But there is more to the story.
Epstein argues that Sandler shows us that “part of his movement toward maturity” includes a “willingness to embrace an identity that transcends his individual self” – that is, Jewish identity. Epstein’s proof of Sandler’s willingness is the fact that he sung the “Hannukah Song” on Saturday Night Live which became an “ethnic anthem.”
He is openly a Jew and “like his generation, doesn’t have to or want to hide being Jewish or feel any shame either. And in this sense there is a great irony.” The irony is that in previous generations Jews would do their utmost not to appear “too Jewish” in public (even though, Epstein agues, Jewishness was “enveloped and penetrated them”). Through Sandler, argues Epstein, we can see how Jewish values can “influence other parts of….identity and vice versa”(252). Epstein sees Sandler as “balancing” Jewishness with being an American. “The future of American and Jewish comedians will in part be determined by how they finally balance their American and Jewish identities”(252).
In contrast to Itzkovitz, Epstein’s Sandler is not simply a stand in for American identity he is a symbol of the future task of Jews to balance Jewishness. His Jewishness, in this or that film, is a part of a larger spectrum. Itzkovitz sees his Jewishness in a different light. And although Itzkovitz doesn’t discuss the “Hannukah Song,” one can assume that this is a part of the multicultural project that neutralizes ethnic difference. The Jewishness that interests Itzkovitz is more ambivalent and, as I said, most likely won’t be found in Hollywood.

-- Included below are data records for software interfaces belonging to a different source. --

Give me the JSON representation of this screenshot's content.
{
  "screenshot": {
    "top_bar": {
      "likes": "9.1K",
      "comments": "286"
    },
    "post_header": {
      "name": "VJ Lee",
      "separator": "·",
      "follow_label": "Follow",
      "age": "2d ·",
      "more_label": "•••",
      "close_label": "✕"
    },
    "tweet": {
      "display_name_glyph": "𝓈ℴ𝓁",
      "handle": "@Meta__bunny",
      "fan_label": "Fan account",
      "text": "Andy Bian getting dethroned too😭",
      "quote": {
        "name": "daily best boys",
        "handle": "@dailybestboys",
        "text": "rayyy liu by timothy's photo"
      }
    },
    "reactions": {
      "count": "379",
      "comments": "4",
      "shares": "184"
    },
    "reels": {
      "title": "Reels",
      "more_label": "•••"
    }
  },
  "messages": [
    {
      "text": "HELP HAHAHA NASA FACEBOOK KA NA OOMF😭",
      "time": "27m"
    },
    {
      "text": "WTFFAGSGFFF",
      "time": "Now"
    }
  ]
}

I’d like to end with a clip of Don’t Mess With the Zohan. It shows us a more recent Sandler who is still looking to balance out Jewish identity. But in this film, unlike his other films, he is more explicitly Jewish than ever. And in the film the nebbishe American schlemiel and the hypermasculine Israeli merge to create an odd character who is struggling with his identity. His move to America is prompted by his more effeminate need to leave war behind and cut hair. This film leaves us with many questions about what has become of Jewishness in Hollywood and the meaning of ethnic difference. It also shows us how Sandler is “balancing” his Jewish identity – between America and Israel. Perhaps this film is also a Tale of Two Sandlers….